RECORDS TO PROCESS START

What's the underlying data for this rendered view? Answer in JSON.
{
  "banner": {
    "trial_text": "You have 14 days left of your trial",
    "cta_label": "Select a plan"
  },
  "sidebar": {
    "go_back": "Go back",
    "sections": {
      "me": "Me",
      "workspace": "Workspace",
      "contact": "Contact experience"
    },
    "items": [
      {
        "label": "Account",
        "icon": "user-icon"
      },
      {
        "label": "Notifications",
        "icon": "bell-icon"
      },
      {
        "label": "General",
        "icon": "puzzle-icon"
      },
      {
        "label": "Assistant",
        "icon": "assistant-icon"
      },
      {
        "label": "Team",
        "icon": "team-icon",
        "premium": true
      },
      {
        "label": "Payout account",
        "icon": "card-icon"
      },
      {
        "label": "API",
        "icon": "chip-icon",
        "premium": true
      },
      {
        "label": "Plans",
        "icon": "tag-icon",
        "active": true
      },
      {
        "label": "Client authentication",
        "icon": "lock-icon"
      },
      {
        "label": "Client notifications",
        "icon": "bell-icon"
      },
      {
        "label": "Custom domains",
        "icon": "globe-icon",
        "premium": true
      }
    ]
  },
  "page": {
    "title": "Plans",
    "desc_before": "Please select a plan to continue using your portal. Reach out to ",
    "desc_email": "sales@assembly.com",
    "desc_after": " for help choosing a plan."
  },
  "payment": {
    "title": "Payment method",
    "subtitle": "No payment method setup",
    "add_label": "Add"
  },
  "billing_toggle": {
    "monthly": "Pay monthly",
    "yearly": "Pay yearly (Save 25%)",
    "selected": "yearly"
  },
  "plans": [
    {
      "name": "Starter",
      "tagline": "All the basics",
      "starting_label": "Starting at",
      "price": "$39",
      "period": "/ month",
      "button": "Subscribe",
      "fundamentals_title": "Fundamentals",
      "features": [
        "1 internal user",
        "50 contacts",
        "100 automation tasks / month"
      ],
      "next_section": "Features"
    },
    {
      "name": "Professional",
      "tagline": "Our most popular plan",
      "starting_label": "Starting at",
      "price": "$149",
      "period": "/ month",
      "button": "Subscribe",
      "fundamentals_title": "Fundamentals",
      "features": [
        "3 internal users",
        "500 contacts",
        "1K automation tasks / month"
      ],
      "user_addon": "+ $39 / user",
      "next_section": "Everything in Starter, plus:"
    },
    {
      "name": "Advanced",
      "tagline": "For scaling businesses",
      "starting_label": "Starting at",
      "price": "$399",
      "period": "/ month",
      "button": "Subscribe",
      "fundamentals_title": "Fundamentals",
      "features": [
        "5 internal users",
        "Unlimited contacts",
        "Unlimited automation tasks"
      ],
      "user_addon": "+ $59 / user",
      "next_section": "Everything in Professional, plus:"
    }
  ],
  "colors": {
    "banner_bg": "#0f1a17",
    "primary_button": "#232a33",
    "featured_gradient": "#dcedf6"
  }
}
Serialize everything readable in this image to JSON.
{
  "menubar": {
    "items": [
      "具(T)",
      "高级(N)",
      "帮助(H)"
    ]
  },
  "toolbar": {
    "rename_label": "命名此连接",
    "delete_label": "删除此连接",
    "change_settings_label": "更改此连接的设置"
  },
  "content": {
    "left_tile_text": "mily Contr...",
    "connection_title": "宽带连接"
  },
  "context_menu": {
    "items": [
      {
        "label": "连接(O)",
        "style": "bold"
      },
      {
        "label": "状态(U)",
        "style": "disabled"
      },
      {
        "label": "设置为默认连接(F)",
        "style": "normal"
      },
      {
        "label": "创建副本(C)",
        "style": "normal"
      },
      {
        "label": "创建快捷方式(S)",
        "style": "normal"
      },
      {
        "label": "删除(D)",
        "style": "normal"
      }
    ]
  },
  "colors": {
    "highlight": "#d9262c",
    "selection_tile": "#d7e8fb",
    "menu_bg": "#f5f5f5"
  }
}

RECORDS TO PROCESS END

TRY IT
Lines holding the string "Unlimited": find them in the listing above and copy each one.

EXERCISE SOLUTION
        "Unlimited contacts",
        "Unlimited automation tasks"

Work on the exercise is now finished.